29 February 2008 | Michael_Elliott
Judith of Bethulia (1914)
*** (out of 4)

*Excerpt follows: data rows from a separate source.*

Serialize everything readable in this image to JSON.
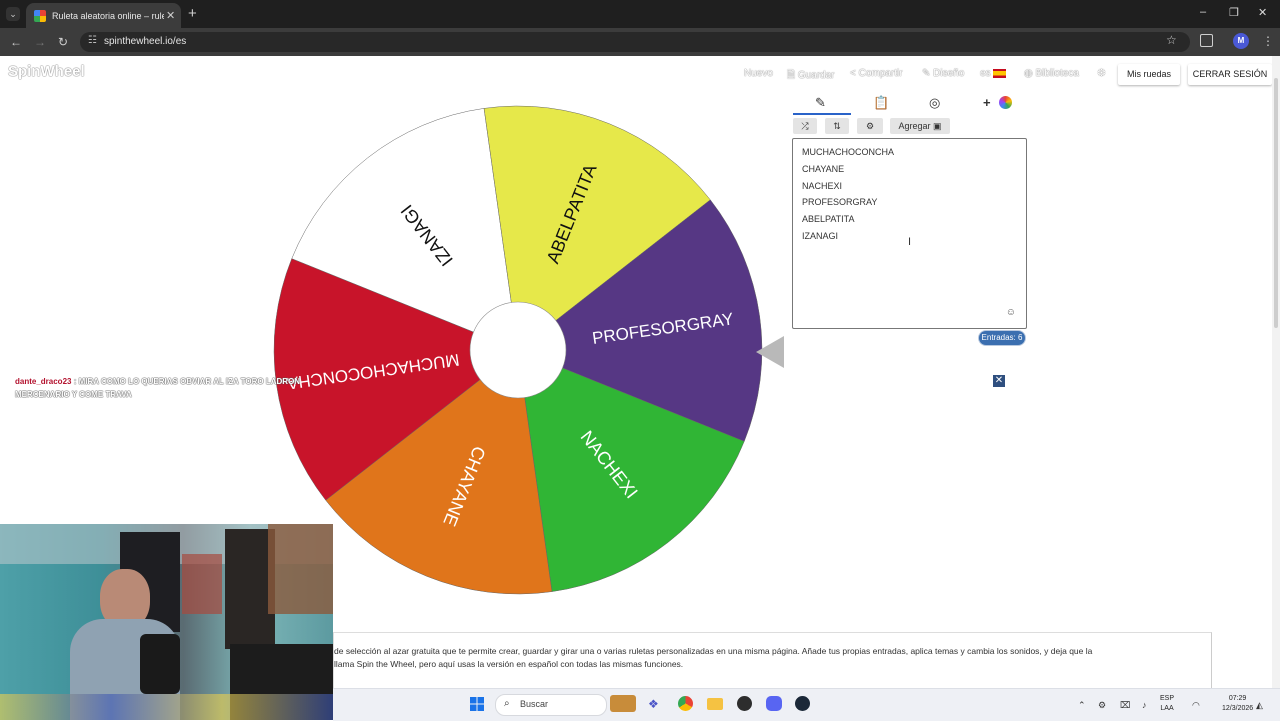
{
  "browser": {
    "tab_title": "Ruleta aleatoria online – ruleta",
    "tab_close": "✕",
    "new_tab": "+",
    "url": "spinthewheel.io/es",
    "minimize": "–",
    "restore": "❐",
    "close": "✕",
    "profile_initial": "M"
  },
  "header": {
    "logo": "SpinWheel",
    "menu": {
      "new": "Nuevo",
      "save": "Guardar",
      "share": "Compartir",
      "design": "Diseño",
      "lang": "es",
      "library": "Biblioteca"
    },
    "my_wheels": "Mis ruedas",
    "logout": "CERRAR SESIÓN"
  },
  "wheel": {
    "segments": [
      {
        "label": "PROFESORGRAY",
        "color": "#563784"
      },
      {
        "label": "NACHEXI",
        "color": "#30b535"
      },
      {
        "label": "CHAYANE",
        "color": "#e0751b"
      },
      {
        "label": "MUCHACHOCONCHA",
        "color": "#c8142a"
      },
      {
        "label": "IZANAGI",
        "color": "#ffffff"
      },
      {
        "label": "ABELPATITA",
        "color": "#e6e84a"
      }
    ]
  },
  "editor": {
    "add_label": "Agregar",
    "entries": [
      "MUCHACHOCONCHA",
      "CHAYANE",
      "NACHEXI",
      "PROFESORGRAY",
      "ABELPATITA",
      "IZANAGI"
    ],
    "count_label": "Entradas: 6"
  },
  "chat": {
    "user": "dante_draco23",
    "message": ": MIRA COMO LO QUERIAS OBVIAR AL IZA TORO LADRON MERCENARIO Y COME TRAVA"
  },
  "description": {
    "line1": "de selección al azar gratuita que te permite crear, guardar y girar una o varias ruletas personalizadas en una misma página. Añade tus propias entradas, aplica temas y cambia los sonidos, y deja que la",
    "line2": "llama Spin the Wheel, pero aquí usas la versión en español con todas las mismas funciones."
  },
  "taskbar": {
    "search": "Buscar",
    "lang_top": "ESP",
    "lang_bottom": "LAA",
    "time": "07:29",
    "date": "12/3/2026"
  }
}
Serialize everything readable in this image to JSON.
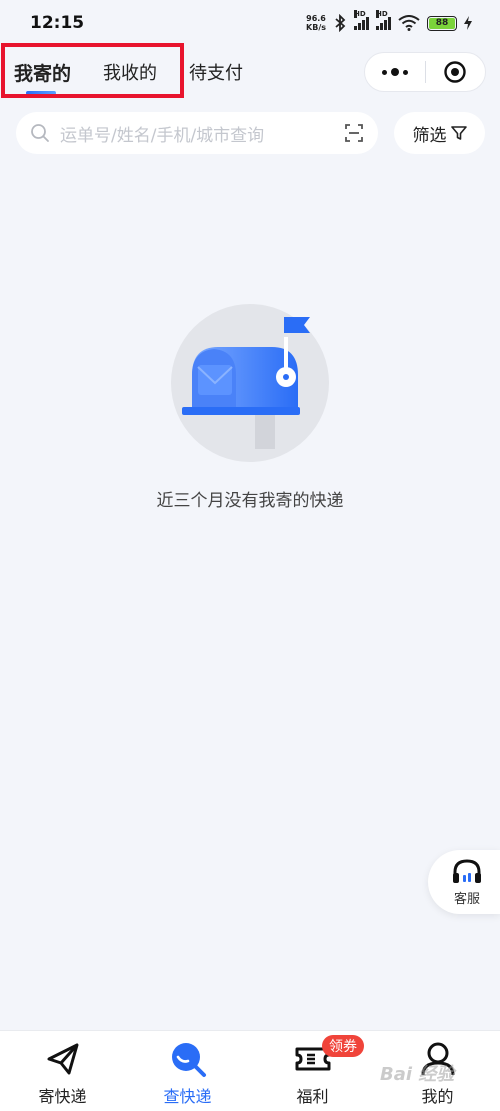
{
  "status_bar": {
    "time": "12:15",
    "net_speed_value": "96.6",
    "net_speed_unit": "KB/s",
    "signal1_label": "HD",
    "signal2_label": "HD",
    "battery": "88"
  },
  "tabs": [
    {
      "label": "我寄的",
      "active": true
    },
    {
      "label": "我收的",
      "active": false
    },
    {
      "label": "待支付",
      "active": false
    }
  ],
  "search": {
    "placeholder": "运单号/姓名/手机/城市查询"
  },
  "filter": {
    "label": "筛选"
  },
  "empty_state": {
    "message": "近三个月没有我寄的快递"
  },
  "customer_service": {
    "label": "客服"
  },
  "bottom_nav": [
    {
      "label": "寄快递",
      "icon": "paper-plane-icon",
      "active": false
    },
    {
      "label": "查快递",
      "icon": "search-icon",
      "active": true
    },
    {
      "label": "福利",
      "icon": "ticket-icon",
      "active": false,
      "badge": "领券"
    },
    {
      "label": "我的",
      "icon": "user-icon",
      "active": false
    }
  ],
  "colors": {
    "accent": "#2a6df6",
    "highlight_box": "#e8142d",
    "badge": "#f0443a",
    "background": "#f3f5fa"
  },
  "watermark": "Bai 经验"
}
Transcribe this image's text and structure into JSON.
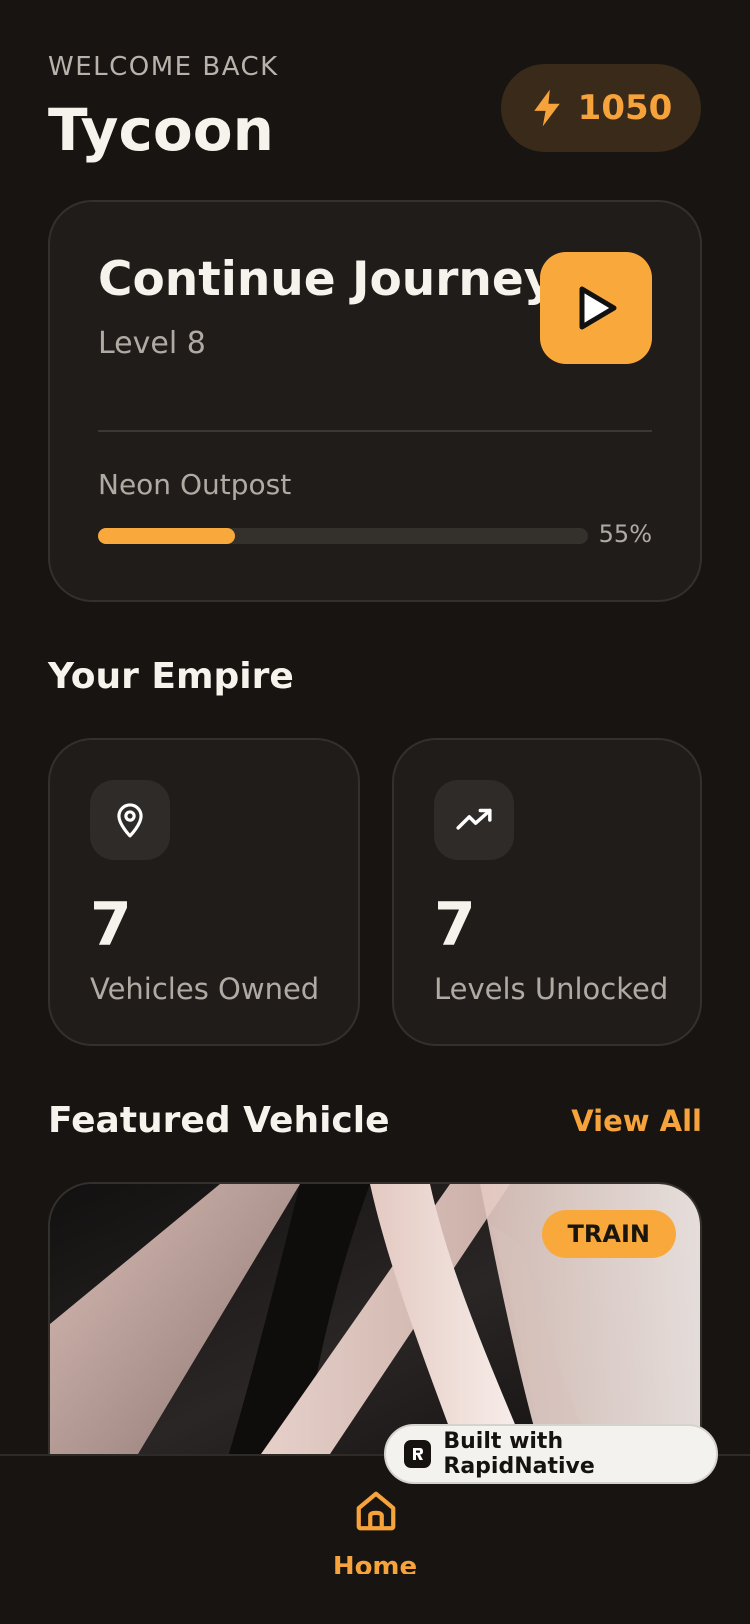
{
  "header": {
    "welcome": "WELCOME BACK",
    "player_name": "Tycoon",
    "energy": "1050"
  },
  "journey": {
    "title": "Continue Journey",
    "level": "Level 8",
    "zone": "Neon Outpost",
    "progress_percent": 55,
    "progress_fill_fraction": 0.28,
    "progress_label": "55%"
  },
  "empire": {
    "title": "Your Empire",
    "stats": [
      {
        "icon": "map-pin-icon",
        "value": "7",
        "label": "Vehicles Owned"
      },
      {
        "icon": "trending-up-icon",
        "value": "7",
        "label": "Levels Unlocked"
      }
    ]
  },
  "featured": {
    "title": "Featured Vehicle",
    "view_all": "View All",
    "tag": "TRAIN"
  },
  "nav": {
    "home_label": "Home"
  },
  "badge": {
    "text": "Built with RapidNative"
  },
  "colors": {
    "background": "#181411",
    "accent": "#f9a93b",
    "card": "#1f1c1a"
  }
}
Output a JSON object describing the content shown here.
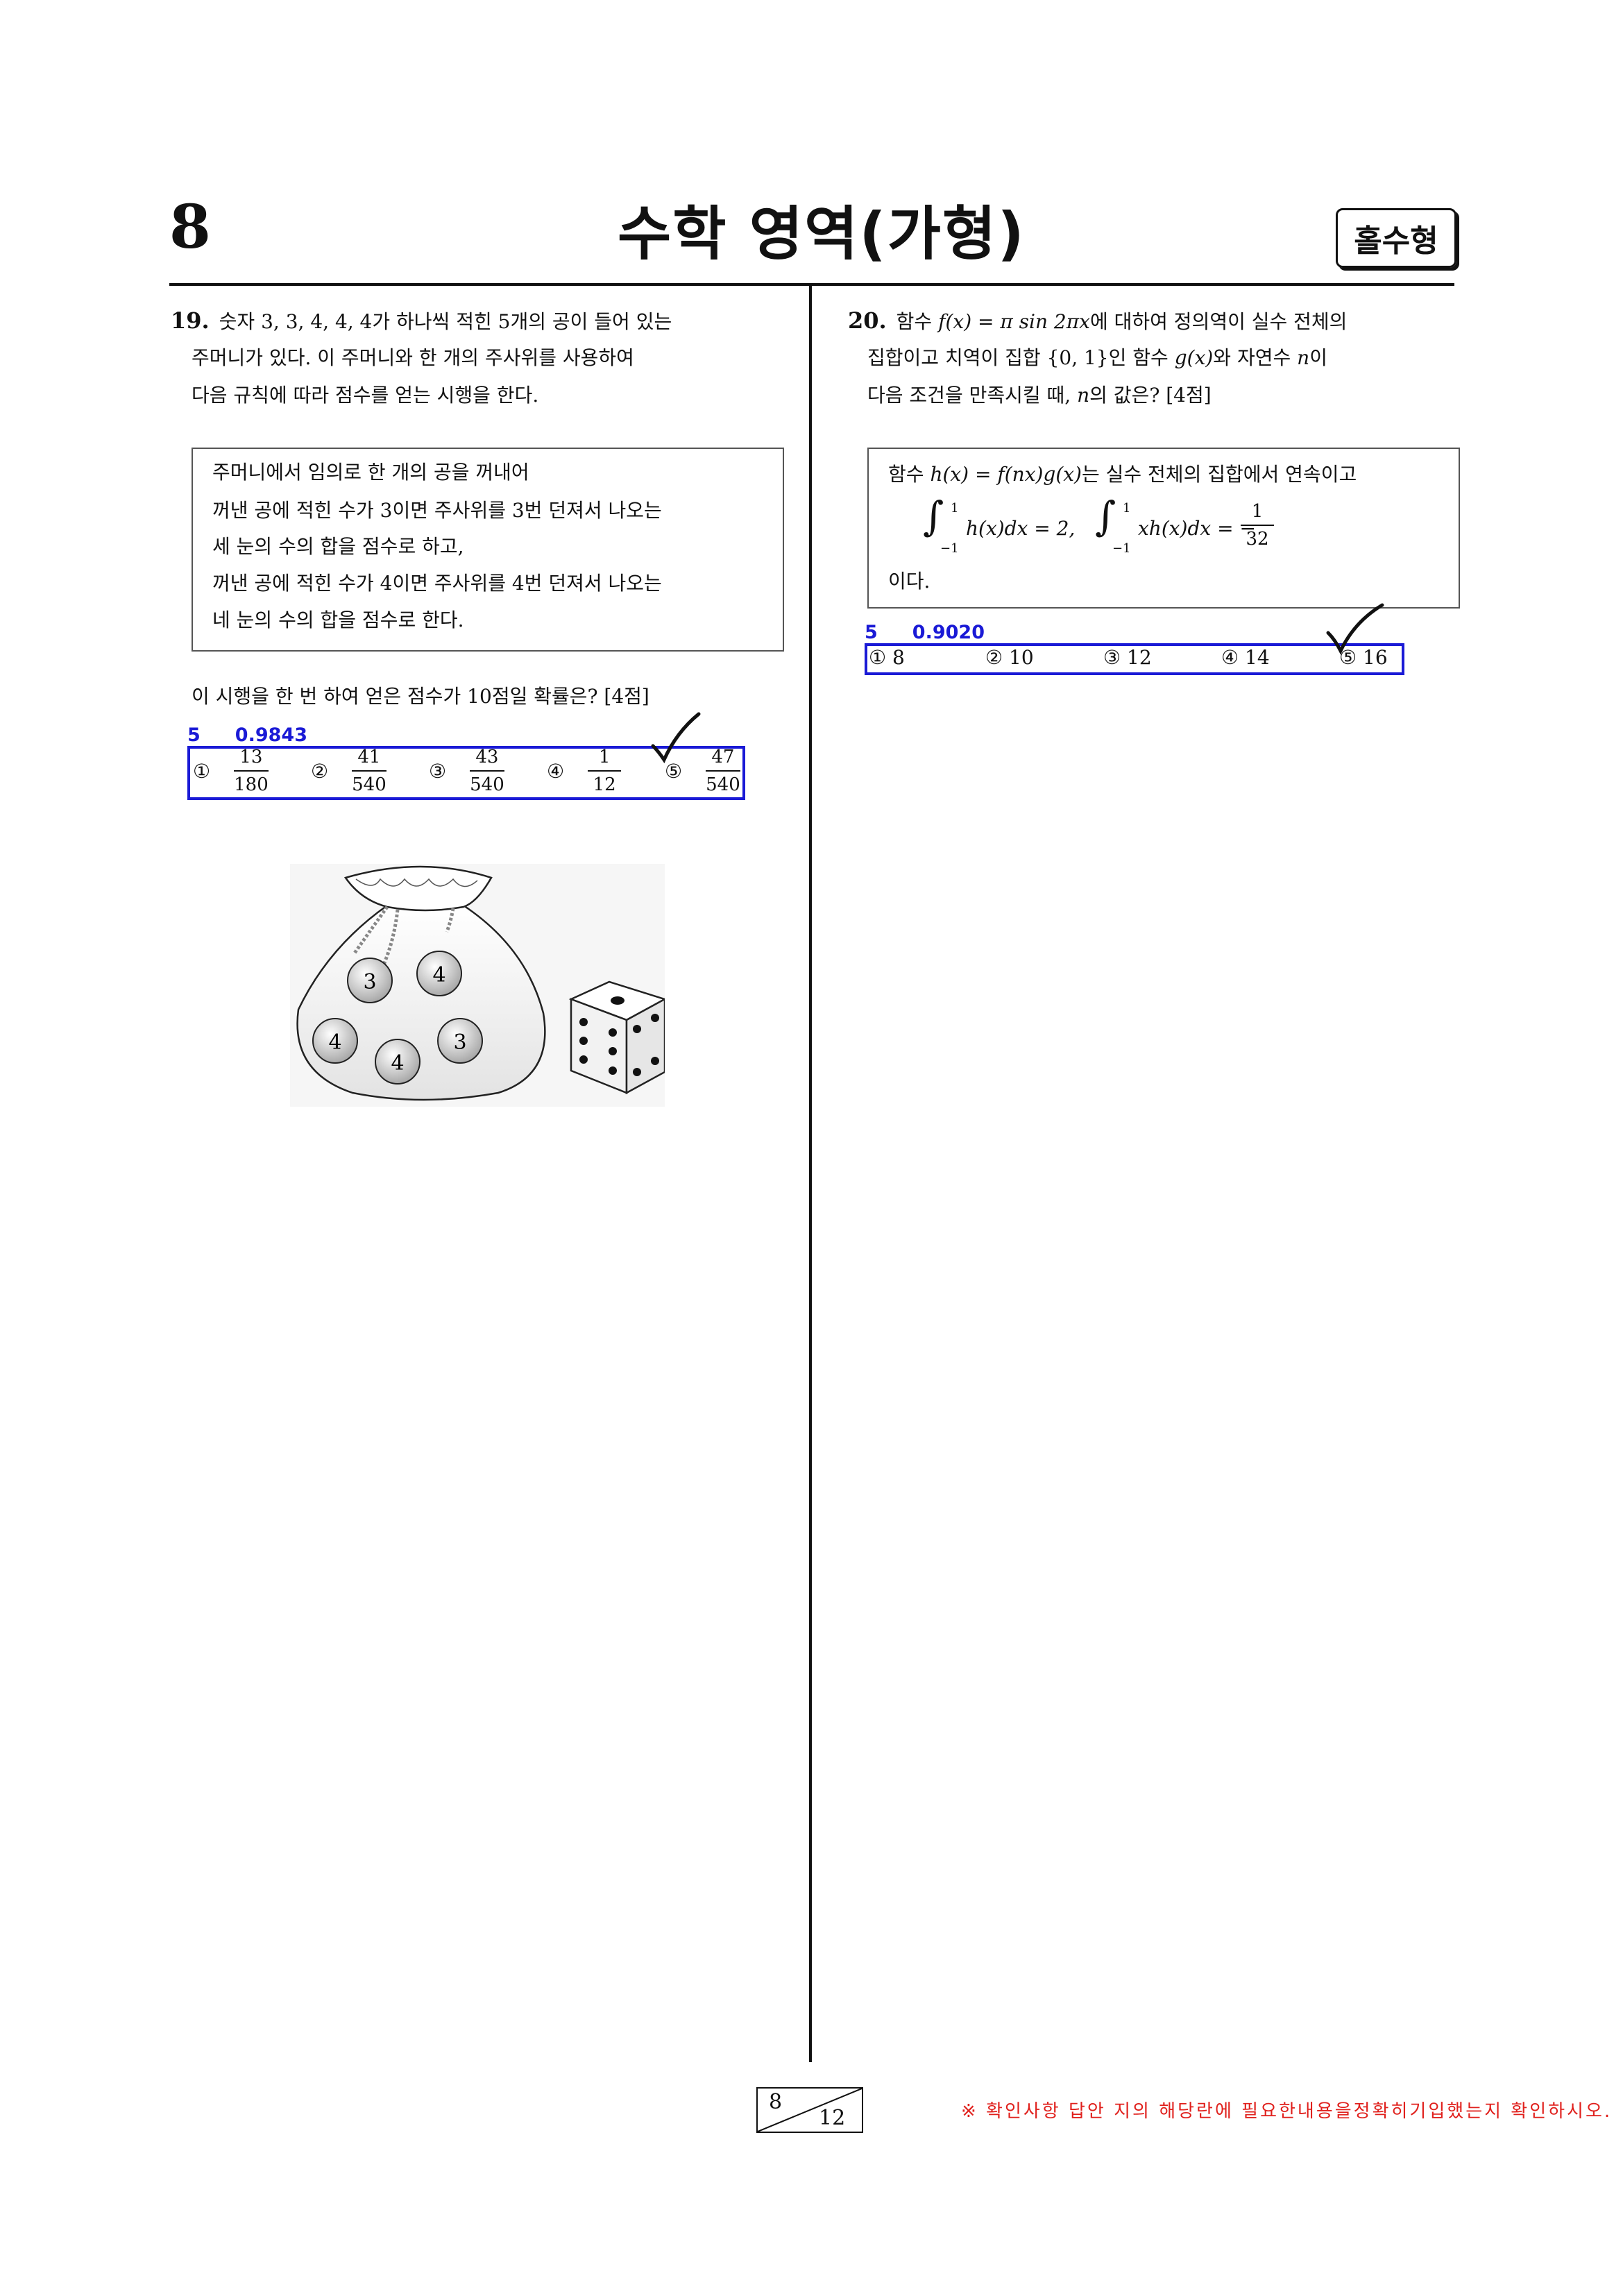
{
  "header": {
    "page_number": "8",
    "title": "수학 영역(가형)",
    "exam_type": "홀수형"
  },
  "q19": {
    "number": "19.",
    "lines": [
      "숫자 3, 3, 4, 4, 4가 하나씩 적힌 5개의 공이 들어 있는",
      "주머니가 있다. 이 주머니와 한 개의 주사위를 사용하여",
      "다음 규칙에 따라 점수를 얻는 시행을 한다."
    ],
    "rule_lines": [
      "주머니에서 임의로 한 개의 공을 꺼내어",
      "꺼낸 공에 적힌 수가 3이면 주사위를 3번 던져서 나오는",
      "세 눈의 수의 합을 점수로 하고,",
      "꺼낸 공에 적힌 수가 4이면 주사위를 4번 던져서 나오는",
      "네 눈의 수의 합을 점수로 한다."
    ],
    "question": "이 시행을 한 번 하여 얻은 점수가 10점일 확률은? [4점]",
    "answer": "5",
    "confidence": "0.9843",
    "choices": [
      {
        "mark": "①",
        "num": "13",
        "den": "180"
      },
      {
        "mark": "②",
        "num": "41",
        "den": "540"
      },
      {
        "mark": "③",
        "num": "43",
        "den": "540"
      },
      {
        "mark": "④",
        "num": "1",
        "den": "12"
      },
      {
        "mark": "⑤",
        "num": "47",
        "den": "540"
      }
    ],
    "balls": [
      "3",
      "4",
      "4",
      "3",
      "4"
    ]
  },
  "q20": {
    "number": "20.",
    "line1_a": "함수",
    "line1_f": "f(x) = π sin 2πx",
    "line1_b": "에 대하여 정의역이 실수 전체의",
    "line2_a": "집합이고 치역이 집합",
    "line2_set": "{0, 1}",
    "line2_b": "인 함수",
    "line2_g": "g(x)",
    "line2_c": "와 자연수",
    "line2_n": "n",
    "line2_d": "이",
    "line3_a": "다음 조건을 만족시킬 때,",
    "line3_n": "n",
    "line3_b": "의 값은? [4점]",
    "cond_a": "함수",
    "cond_h": "h(x) = f(nx)g(x)",
    "cond_b": "는 실수 전체의 집합에서 연속이고",
    "int1_body": "h(x)dx = 2,",
    "int2_body": "xh(x)dx = −",
    "int_upper": "1",
    "int_lower": "−1",
    "frac_num": "1",
    "frac_den": "32",
    "cond_end": "이다.",
    "answer": "5",
    "confidence": "0.9020",
    "choices": [
      {
        "mark": "①",
        "value": "8"
      },
      {
        "mark": "②",
        "value": "10"
      },
      {
        "mark": "③",
        "value": "12"
      },
      {
        "mark": "④",
        "value": "14"
      },
      {
        "mark": "⑤",
        "value": "16"
      }
    ]
  },
  "footer": {
    "current_page": "8",
    "total_pages": "12",
    "note": "※ 확인사항 답안 지의 해당란에 필요한내용을정확히기입했는지 확인하시오."
  },
  "colors": {
    "answer_blue": "#1a1ad6",
    "footer_red": "#e0201c"
  }
}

D.W. Griffith's first feature as well as his final film for the Biograph company. Semi historical story from the Old Testament about Judith (Blanche Sweet), a strong willed woman who rises up to defend her town of Bethulia against Holofernes (Henry B. Walthall) and the Assyrians. Griffith was the first to take film-making to Los Angeles and that's how he got away with this film when Biograph refused to let him make longer running films. Griffith told the company he was going back out West so that he could film in better weather. The studio was under the impression that he was going to make six short films but instead he spent $36,000 (nearly five times the cost of a normal picture) and created his first feature. Even though the film became a huge hit, Biograph still refused to let him make features so Griffith left the studio, taking the majority of their actors with him and the rest is history. Needless to say but Biograph didn't last much longer. As for the actual film, it's a pretty good telling of events but for some reason that beautiful editing of Griffith's isn't to be seen here, which is a shame because it probably would have helped the film a lot. I think it would have also helped had he inserted more title cards but it's clear Griffith's mind was on the technical side of the epic battle scenes. The battle scenes here are very good and quite a treasure for the eyes. There's one scene where the Assyrians are trying to break down the gate leading into Bethulia and this here is where the greatest action is. People are on top of the gate throwing down large rocks, which was all done for real. Griffith paid the actors an extra $5 a day to let these rocks be thrown at them. The performance from Sweet is exceptionally good and the supporting cast also includes Mae Marsh, Lillian Gish, Dorothy Gish, Harry Carey and Robert Harron.